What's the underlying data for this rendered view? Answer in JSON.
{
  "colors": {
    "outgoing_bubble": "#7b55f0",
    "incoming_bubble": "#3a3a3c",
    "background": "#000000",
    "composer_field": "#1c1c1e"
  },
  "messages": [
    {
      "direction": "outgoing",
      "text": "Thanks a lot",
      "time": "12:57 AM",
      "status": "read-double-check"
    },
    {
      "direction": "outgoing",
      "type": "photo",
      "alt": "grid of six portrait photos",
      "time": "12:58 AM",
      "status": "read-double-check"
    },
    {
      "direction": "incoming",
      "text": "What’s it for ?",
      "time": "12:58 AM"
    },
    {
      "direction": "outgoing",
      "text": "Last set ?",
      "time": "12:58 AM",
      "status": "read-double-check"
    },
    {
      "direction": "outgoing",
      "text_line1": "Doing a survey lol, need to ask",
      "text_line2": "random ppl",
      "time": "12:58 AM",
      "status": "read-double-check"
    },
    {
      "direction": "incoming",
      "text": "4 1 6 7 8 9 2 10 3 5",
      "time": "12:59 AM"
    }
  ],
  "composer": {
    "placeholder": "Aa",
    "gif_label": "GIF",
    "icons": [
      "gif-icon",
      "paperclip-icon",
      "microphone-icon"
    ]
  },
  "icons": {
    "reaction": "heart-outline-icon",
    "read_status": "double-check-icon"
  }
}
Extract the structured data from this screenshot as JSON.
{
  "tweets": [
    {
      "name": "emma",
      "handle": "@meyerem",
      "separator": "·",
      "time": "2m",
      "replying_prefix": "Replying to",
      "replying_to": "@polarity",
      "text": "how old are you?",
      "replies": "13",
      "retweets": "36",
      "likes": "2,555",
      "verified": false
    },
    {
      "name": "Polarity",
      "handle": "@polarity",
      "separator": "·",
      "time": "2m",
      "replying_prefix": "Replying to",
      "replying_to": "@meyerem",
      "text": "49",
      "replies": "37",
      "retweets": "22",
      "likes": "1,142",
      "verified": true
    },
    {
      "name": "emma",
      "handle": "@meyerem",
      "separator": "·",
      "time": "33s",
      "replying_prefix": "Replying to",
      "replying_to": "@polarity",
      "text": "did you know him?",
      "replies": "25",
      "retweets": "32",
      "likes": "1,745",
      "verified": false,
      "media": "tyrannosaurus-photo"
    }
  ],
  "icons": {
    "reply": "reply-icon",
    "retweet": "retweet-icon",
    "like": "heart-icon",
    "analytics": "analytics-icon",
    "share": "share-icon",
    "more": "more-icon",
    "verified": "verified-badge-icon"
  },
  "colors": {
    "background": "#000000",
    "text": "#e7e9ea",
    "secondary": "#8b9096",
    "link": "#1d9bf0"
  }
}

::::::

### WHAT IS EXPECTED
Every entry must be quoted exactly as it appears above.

### SOLUTION TO THE EXERCISE
What's the underlying data for this rendered view? Answer in JSON.
{
  "colors": {
    "outgoing_bubble": "#7b55f0",
    "incoming_bubble": "#3a3a3c",
    "background": "#000000",
    "composer_field": "#1c1c1e"
  },
  "messages": [
    {
      "direction": "outgoing",
      "text": "Thanks a lot",
      "time": "12:57 AM",
      "status": "read-double-check"
    },
    {
      "direction": "outgoing",
      "type": "photo",
      "alt": "grid of six portrait photos",
      "time": "12:58 AM",
      "status": "read-double-check"
    },
    {
      "direction": "incoming",
      "text": "What’s it for ?",
      "time": "12:58 AM"
    },
    {
      "direction": "outgoing",
      "text": "Last set ?",
      "time": "12:58 AM",
      "status": "read-double-check"
    },
    {
      "direction": "outgoing",
      "text_line1": "Doing a survey lol, need to ask",
      "text_line2": "random ppl",
      "time": "12:58 AM",
      "status": "read-double-check"
    },
    {
      "direction": "incoming",
      "text": "4 1 6 7 8 9 2 10 3 5",
      "time": "12:59 AM"
    }
  ],
  "composer": {
    "placeholder": "Aa",
    "gif_label": "GIF",
    "icons": [
      "gif-icon",
      "paperclip-icon",
      "microphone-icon"
    ]
  },
  "icons": {
    "reaction": "heart-outline-icon",
    "read_status": "double-check-icon"
  }
}
Extract the structured data from this screenshot as JSON.
{
  "tweets": [
    {
      "name": "emma",
      "handle": "@meyerem",
      "separator": "·",
      "time": "2m",
      "replying_prefix": "Replying to",
      "replying_to": "@polarity",
      "text": "how old are you?",
      "replies": "13",
      "retweets": "36",
      "likes": "2,555",
      "verified": false
    },
    {
      "name": "Polarity",
      "handle": "@polarity",
      "separator": "·",
      "time": "2m",
      "replying_prefix": "Replying to",
      "replying_to": "@meyerem",
      "text": "49",
      "replies": "37",
      "retweets": "22",
      "likes": "1,142",
      "verified": true
    },
    {
      "name": "emma",
      "handle": "@meyerem",
      "separator": "·",
      "time": "33s",
      "replying_prefix": "Replying to",
      "replying_to": "@polarity",
      "text": "did you know him?",
      "replies": "25",
      "retweets": "32",
      "likes": "1,745",
      "verified": false,
      "media": "tyrannosaurus-photo"
    }
  ],
  "icons": {
    "reply": "reply-icon",
    "retweet": "retweet-icon",
    "like": "heart-icon",
    "analytics": "analytics-icon",
    "share": "share-icon",
    "more": "more-icon",
    "verified": "verified-badge-icon"
  },
  "colors": {
    "background": "#000000",
    "text": "#e7e9ea",
    "secondary": "#8b9096",
    "link": "#1d9bf0"
  }
}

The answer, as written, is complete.